Raymarine SeaTalk NG

Fig.: SeaTalk NG connection technology

With SeaTalk NG there is a more powerful successor to SeaTalk, which is based on the CAN bus and has limited compatibility with NMEA2000. With the fairly clear and color-coded connection technology of SeaTalk NG, Raymarine has managed to provide backwards compatibility with SeaTalk, which also supports older devices. The disadvantage, however, is the high price for the proprietary connection technology. However, adapters for other bus systems are also available.

SeaTalk NG benefits:
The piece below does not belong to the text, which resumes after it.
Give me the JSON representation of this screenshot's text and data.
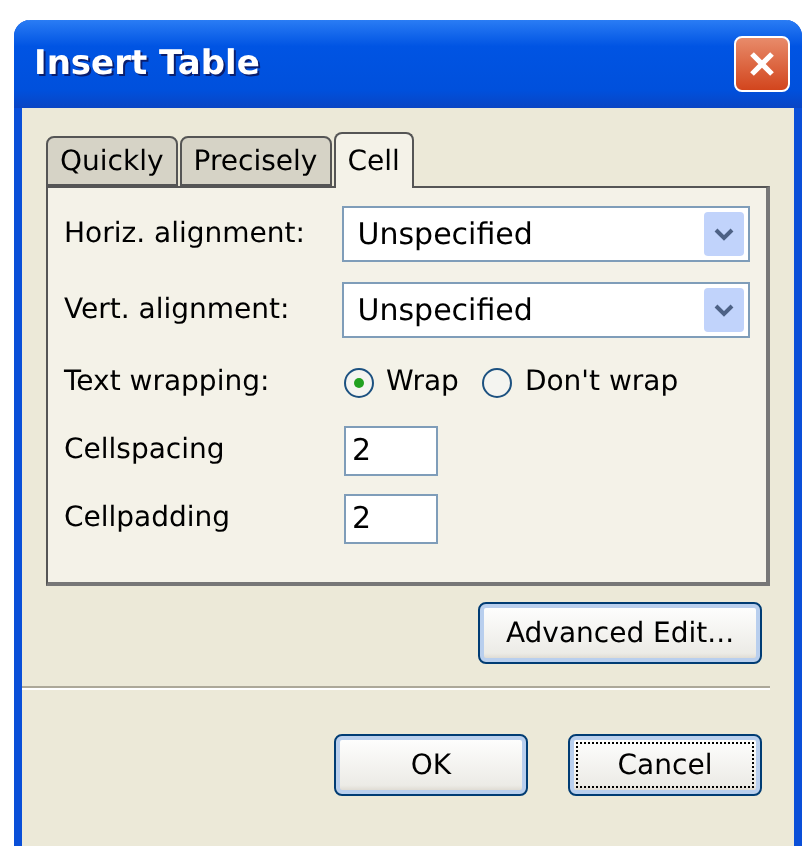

  • Higher data rates: At 250 kbit/s, SeaTalk NG has significantly higher data rates than SeaTalk, which can only transmit 4800 Bd.
  • Bi-directional transmission: SeaTalk NG is based on the CAN bus and offers bi-directional transmission so that data can be sent as well as received.
  • Reliability: SeaTalk is a reliable network protocol that guarantees data is transmitted correctly. To do this, checksums are used for the telegrams and faulty telegrams are resent.
  • Easy Wiring: Units easily plug into a SeaTalk NG bus via colour-coded connectors. This minimizes wiring errors.

Disadvantages of SeaTalk NG:

  • Proprietary: SeaTalk NG uses a proprietary protocol in some parts, but is also compatible with NMEA2000 to a limited extent.
  • Expensive connection technology: SeaTalk NG uses its own proprietary connector format, which is quite expensive and cannot be substituted with other connectors. Other connector formats such as NMEA0183, NMEA2000 and SeaTalk are also supported via adapters.
  • Lack of extensibility: SeaTalk NG cannot be expanded with new data content or data formats. The data transmission is designed purely for sensor data. Image data or other large amounts of data cannot be transferred via SeaTalk NG.

Overall, SeaTalk NG offers similar performance to NMEA2000. Proprietary extensions to the protocol allow Raymarine products to integrate better with SeaTalk NG than is possible with NMEA2000. Proven on many boats, SeaTalk NG is considered a reliable bus system, but it comes at a price.


There is no separate open source implementation for SeaTalk NG that supports the special features of SeaTalk NG. Rather, with the Open source implementation to NMEA2000 by Timo Lappalainen, part of SeaTalk NG can be used as long as it is NMEA2000 compatible.